-- Your task --
Every line below that holds the string "unlock" should be copied out.

-- Records to process --

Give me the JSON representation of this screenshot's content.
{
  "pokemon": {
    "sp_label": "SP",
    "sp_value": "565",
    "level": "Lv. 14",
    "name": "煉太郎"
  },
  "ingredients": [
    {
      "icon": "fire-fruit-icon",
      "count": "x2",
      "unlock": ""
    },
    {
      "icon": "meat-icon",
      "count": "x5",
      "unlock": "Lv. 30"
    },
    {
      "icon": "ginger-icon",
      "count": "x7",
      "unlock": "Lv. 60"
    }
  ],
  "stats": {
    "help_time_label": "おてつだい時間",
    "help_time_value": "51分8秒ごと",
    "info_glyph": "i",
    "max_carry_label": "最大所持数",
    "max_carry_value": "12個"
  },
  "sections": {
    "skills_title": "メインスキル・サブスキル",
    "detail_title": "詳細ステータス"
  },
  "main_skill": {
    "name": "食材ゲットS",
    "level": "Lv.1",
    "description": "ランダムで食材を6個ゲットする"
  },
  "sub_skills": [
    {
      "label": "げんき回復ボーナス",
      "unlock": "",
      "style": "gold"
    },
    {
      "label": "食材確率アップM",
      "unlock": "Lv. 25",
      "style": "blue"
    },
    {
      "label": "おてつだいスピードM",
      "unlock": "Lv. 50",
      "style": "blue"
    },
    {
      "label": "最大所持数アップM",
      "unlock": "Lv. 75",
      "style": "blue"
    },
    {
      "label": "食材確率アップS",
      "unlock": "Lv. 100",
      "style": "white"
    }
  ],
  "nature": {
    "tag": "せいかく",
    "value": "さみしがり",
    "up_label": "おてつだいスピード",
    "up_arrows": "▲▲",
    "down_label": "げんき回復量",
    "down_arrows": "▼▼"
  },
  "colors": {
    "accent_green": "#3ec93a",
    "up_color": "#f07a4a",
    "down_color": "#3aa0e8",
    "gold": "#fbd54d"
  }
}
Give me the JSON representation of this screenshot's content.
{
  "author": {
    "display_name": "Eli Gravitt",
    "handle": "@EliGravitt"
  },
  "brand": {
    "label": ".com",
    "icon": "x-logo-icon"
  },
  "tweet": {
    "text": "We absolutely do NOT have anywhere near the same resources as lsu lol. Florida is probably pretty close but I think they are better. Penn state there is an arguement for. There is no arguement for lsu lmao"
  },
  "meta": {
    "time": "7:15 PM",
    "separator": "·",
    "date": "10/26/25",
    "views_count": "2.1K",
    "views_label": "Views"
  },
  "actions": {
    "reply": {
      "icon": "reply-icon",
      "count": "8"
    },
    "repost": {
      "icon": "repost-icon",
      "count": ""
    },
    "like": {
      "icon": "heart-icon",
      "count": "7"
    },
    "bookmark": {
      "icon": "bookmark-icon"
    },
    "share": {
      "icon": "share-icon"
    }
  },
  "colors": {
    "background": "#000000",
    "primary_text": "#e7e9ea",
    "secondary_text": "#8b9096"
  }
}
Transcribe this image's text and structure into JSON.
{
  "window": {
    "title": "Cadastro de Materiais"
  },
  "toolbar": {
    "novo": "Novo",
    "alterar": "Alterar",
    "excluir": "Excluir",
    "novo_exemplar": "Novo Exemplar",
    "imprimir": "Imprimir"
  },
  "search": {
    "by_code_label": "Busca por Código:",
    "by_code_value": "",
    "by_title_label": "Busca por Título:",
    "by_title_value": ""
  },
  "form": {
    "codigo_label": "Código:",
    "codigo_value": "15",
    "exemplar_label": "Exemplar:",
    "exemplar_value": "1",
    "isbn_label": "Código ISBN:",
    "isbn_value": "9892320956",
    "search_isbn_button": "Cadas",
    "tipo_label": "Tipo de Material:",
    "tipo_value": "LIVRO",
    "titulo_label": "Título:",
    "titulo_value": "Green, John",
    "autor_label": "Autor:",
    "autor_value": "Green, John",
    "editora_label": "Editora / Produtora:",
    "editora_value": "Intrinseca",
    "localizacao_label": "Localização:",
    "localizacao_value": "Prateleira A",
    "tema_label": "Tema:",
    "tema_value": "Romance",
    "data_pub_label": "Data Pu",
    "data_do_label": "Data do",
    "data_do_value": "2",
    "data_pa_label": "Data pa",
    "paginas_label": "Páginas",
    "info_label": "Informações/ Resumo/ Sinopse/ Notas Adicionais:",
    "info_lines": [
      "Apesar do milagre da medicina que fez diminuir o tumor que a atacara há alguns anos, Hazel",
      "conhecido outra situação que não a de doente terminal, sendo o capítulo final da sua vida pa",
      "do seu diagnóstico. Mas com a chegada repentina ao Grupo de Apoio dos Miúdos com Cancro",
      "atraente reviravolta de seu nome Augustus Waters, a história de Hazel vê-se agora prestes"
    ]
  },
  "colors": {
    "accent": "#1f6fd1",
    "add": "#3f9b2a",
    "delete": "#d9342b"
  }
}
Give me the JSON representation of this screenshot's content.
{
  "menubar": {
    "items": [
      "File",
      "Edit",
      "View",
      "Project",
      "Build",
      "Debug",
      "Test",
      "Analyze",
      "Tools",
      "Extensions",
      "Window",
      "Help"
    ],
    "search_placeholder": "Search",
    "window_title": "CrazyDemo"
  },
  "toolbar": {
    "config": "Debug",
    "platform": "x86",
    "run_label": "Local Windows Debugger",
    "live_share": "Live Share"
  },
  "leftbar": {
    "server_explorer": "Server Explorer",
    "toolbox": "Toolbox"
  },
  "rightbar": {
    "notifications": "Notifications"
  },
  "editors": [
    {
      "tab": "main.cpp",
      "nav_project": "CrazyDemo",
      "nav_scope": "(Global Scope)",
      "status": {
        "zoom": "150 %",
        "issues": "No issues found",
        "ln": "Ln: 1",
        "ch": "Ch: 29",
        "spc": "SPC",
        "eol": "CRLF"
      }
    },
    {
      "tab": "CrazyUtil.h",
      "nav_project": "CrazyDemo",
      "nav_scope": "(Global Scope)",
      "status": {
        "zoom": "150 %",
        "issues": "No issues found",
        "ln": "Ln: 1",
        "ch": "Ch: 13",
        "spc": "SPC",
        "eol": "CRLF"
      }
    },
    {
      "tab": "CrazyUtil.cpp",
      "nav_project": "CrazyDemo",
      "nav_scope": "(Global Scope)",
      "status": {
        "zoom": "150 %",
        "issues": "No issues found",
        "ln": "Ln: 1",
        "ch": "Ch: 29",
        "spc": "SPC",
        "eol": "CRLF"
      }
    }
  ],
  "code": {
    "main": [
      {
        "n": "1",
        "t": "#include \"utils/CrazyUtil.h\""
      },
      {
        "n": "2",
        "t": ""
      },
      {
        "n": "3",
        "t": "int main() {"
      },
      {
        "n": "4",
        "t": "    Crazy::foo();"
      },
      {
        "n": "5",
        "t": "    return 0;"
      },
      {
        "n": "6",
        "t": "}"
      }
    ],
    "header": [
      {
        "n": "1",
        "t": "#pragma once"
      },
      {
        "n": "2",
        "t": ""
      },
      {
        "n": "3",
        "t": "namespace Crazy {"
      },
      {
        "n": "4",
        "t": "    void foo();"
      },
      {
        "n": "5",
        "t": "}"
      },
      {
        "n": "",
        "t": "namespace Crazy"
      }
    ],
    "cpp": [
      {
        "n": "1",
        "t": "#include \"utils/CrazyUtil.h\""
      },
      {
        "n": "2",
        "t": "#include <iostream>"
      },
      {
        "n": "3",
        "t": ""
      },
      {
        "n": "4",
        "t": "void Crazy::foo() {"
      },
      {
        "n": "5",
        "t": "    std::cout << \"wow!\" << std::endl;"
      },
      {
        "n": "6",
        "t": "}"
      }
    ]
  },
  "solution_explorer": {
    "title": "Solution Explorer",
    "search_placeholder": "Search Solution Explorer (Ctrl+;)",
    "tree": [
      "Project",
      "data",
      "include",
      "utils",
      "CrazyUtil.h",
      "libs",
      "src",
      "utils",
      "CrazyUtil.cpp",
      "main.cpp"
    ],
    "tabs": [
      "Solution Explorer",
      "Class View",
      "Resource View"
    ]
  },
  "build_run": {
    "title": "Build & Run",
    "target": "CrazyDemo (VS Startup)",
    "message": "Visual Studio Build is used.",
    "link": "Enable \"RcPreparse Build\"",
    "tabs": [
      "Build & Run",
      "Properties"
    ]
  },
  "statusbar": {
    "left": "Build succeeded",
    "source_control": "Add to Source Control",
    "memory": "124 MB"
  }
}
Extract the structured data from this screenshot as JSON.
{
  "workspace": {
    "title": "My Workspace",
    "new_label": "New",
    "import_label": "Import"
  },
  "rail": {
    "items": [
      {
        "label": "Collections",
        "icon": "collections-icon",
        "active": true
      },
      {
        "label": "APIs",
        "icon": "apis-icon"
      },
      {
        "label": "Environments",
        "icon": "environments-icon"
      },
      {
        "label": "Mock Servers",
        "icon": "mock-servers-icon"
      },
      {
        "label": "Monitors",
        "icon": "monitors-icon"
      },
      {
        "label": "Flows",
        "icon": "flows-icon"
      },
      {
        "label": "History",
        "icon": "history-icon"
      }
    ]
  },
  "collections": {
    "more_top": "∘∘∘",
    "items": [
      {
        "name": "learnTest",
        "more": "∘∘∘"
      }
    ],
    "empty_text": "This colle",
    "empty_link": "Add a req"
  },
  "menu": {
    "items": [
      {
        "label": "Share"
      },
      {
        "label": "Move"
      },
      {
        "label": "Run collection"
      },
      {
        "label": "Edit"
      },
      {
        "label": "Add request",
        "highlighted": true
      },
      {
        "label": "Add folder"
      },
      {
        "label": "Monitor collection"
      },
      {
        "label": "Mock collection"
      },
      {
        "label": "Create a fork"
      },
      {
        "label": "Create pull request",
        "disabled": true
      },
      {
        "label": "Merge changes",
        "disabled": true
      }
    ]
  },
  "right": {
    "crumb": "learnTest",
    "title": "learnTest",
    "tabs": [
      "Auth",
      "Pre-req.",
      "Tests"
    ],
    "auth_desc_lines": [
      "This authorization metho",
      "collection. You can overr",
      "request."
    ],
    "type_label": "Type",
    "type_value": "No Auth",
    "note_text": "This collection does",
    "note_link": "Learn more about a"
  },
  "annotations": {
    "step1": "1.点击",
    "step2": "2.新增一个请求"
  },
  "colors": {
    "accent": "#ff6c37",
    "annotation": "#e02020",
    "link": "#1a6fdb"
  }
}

-- Solution below --
      "unlock": ""
      "unlock": "Lv. 30"
      "unlock": "Lv. 60"
      "unlock": "",
      "unlock": "Lv. 25",
      "unlock": "Lv. 50",
      "unlock": "Lv. 75",
      "unlock": "Lv. 100",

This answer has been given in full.